There is no one face of homelessness. Homelessness is not just something that happens to drug addicts and alcoholics. Families face homelessness and according to Leftfootforward.com, “One in three of us are potentially one paycheck away from homelessness.” The Huffington Post reports that “Nearly 44 percent of American households don’t have enough savings to cover their basic expenses for three months.” In an event such as an illness or an accident, there just isn’t enough to cover those expenses. A surprising and sad statistic is that our elderly are being hit hard with low incomes and struggle just to stay afloat. Justin King, federal policy liaison for the New America Foundation said that due to lower incomes and the increasing cost of living, “without savings, you’re one misstep away from financial disaster” and that’s exactly how people end up searching for a place to live. These are the facts:
• 10% of Americans age 65 and older live below the poverty line
• A recent survey conducted by the U.S. Department of Housing and Urban Development revealed that 10.3% of the nation’s sheltered homeless persons were between 51 and 61 years old
• 37% of low-income seniors receive housing assistance
• In 2010 the monthly SSI payment for an individual was $703 – well below the poverty line.
• The SSI payment is intended not only to pay for housing but also supplement the costs of other basic needs. Yet if SSI represented an individual’s entire income and average costs of other essentials were subtracted, $181 would be an affordable rental price for housing.
What can be served to assist our elderly? For one, we need to develop low income housing that is created specifically for the elderly. According to the Fair Housing Act, there is to be specific housing for the elderly but there isn’t enough. Temporary shelter needs to be more elderly friendly by having shelter that is easily acceptable, for example not on a second floor walk-up which many seniors find challenging.
Medical care is an ongoing problem for the elderly. The harsh conditions of life on the streets exacerbate existing chronic health conditions as well as illnesses that grow more common with age, such as diabetes, cardiac disease, circulatory problems, and hypertension. Of course life on the streets has its own band of health worries as there isn’t any type medical care. The simple cold develops into the bronchitis, yearly shots aren’t given, such as flu shots, and basic medical treatment isn’t met.

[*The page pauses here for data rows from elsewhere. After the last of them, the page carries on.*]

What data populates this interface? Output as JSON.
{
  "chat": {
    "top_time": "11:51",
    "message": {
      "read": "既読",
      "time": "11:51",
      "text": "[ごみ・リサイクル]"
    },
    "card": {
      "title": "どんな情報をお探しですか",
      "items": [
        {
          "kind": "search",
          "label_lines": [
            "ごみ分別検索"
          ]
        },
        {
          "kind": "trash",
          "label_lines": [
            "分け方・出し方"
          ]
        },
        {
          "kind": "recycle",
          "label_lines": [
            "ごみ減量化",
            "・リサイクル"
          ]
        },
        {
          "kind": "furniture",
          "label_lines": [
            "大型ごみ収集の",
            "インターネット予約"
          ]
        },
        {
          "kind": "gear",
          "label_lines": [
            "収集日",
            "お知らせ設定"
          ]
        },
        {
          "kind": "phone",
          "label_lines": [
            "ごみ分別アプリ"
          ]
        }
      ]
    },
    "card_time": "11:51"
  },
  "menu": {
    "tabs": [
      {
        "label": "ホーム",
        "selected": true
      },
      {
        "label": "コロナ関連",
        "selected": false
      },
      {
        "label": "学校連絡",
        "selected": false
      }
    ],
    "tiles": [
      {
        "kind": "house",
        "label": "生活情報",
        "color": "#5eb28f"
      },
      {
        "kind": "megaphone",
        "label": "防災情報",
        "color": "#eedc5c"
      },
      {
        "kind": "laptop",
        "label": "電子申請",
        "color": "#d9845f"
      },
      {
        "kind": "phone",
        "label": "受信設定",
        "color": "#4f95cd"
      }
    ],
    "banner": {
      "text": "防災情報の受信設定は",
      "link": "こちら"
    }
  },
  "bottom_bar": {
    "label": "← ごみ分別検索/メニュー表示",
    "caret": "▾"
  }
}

There are many concerns and questions regarding elderly homelessness. Federal, state and local communities are trying to work together to prevent the increase the number of those who fall into homelessness.